[ASSIGNED TASK]
Scan the entries for lines with the word "desc", then copy those lines.

[DATA]
=== Begin Enclosure ===
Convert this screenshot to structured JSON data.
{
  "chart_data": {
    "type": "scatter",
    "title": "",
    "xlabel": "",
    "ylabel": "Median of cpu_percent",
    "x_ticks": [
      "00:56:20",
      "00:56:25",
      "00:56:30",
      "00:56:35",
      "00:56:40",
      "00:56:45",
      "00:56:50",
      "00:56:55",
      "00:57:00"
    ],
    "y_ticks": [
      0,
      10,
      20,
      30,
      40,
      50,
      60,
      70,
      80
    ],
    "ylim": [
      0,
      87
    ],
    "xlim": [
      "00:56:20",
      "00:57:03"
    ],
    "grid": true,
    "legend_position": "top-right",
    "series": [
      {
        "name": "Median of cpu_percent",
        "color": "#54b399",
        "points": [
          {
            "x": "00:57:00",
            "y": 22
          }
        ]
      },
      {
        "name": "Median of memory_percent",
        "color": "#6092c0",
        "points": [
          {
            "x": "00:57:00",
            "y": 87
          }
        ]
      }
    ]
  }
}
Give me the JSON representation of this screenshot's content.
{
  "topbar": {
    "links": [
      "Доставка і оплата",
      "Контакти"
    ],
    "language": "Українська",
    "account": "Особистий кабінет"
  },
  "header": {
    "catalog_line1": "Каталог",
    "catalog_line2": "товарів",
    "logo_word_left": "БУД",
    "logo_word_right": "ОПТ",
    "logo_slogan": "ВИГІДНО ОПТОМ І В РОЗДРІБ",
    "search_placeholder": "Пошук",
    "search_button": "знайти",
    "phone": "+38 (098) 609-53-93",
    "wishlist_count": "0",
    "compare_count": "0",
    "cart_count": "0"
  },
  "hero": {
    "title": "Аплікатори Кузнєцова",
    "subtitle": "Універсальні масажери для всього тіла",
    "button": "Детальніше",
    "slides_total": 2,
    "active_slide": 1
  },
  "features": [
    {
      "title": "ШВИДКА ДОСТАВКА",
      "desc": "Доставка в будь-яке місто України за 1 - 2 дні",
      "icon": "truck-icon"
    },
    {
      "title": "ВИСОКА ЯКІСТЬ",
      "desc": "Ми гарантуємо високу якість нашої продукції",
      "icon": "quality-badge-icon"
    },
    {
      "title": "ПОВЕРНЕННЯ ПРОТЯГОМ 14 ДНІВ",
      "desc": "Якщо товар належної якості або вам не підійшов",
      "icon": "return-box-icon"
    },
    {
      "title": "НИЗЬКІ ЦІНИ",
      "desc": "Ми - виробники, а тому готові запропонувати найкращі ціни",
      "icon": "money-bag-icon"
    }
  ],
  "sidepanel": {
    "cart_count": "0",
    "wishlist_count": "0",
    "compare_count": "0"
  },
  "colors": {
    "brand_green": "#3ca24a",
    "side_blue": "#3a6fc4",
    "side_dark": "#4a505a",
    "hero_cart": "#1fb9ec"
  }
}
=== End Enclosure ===
[FINISHED TASK]
      "desc": "Доставка в будь-яке місто України за 1 - 2 дні",
      "desc": "Ми гарантуємо високу якість нашої продукції",
      "desc": "Якщо товар належної якості або вам не підійшов",
      "desc": "Ми - виробники, а тому готові запропонувати найкращі ціни",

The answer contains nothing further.